Marybeth Hicks

Men often are portrayed as wanting their babies to be born, but never are they given a voice in the decision. It’s always and only up to the woman, proving Hollywood does get it right on some issues.

And pro-life voices are heard only in the context of their crazy, radical, judgmental worldview. Christians, and especially Catholics, are portrayed as uncaring about anyone except the unborn, regardless of a woman’s dire circumstances. Proving Hollywood knows very few Christian or Catholic pro-lifers, and has never researched the services they provide — free of charge — to women in crisis pregnancies.

Still, abortion is usually seen as a hard choice, a narrative that abortion advocates actually resent.

That’s why the people at Planned Parenthood are claiming “Parenthood” as their “Small Victory” — not only because one scene takes place in a clean, comfortable, professionally staffed Planned Parenthood clinic, where Amy gets the full range of crisis pregnancy counseling before confidently choosing to off her child — but also because Amy’s detachment from the life growing inside her is precisely the new narrative — and thus, the new norm — that they seek.

It wasn’t a total victory for abortion advocates. The word “abortion” is uttered only a few times in the episode, as it was barely mentioned on “Maude” more than 40 years ago. Some things just don’t get less ugly over time.

It’s estimated that 55 million lives have been lost to the U.S. Supreme Court’s declaration that a woman’s right to privacy with her doctor trumps her baby’s right to see the light of day. That narrative will never be “no big deal” to some of us.

Marybeth Hicks
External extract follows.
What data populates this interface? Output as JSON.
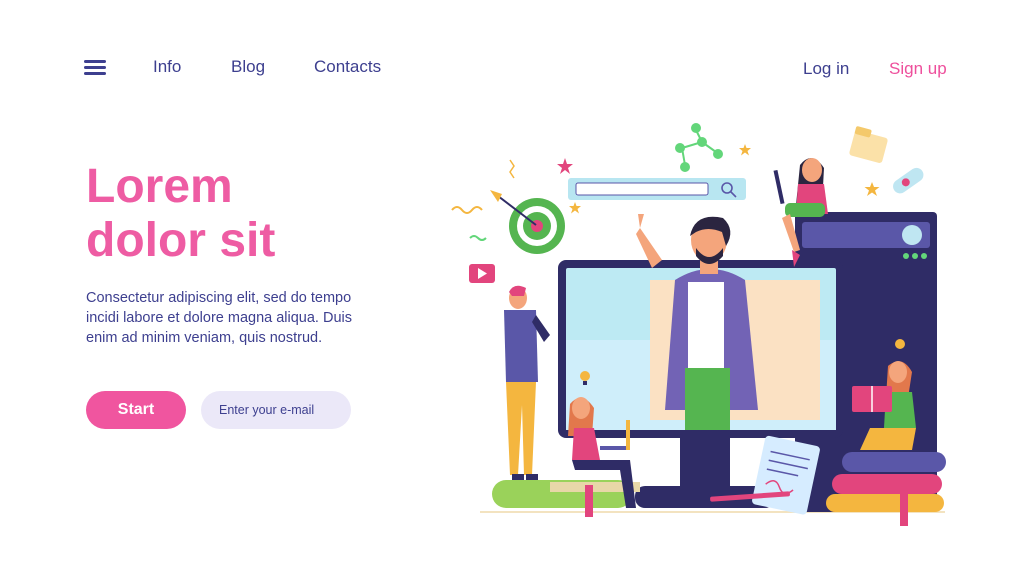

Marybeth Hicks is the author of Don't Let the Kids Drink the Kool-Aid: Confronting the Left's Assault on Our Families, Faith, and Freedom (Regnery Publishers, 2011).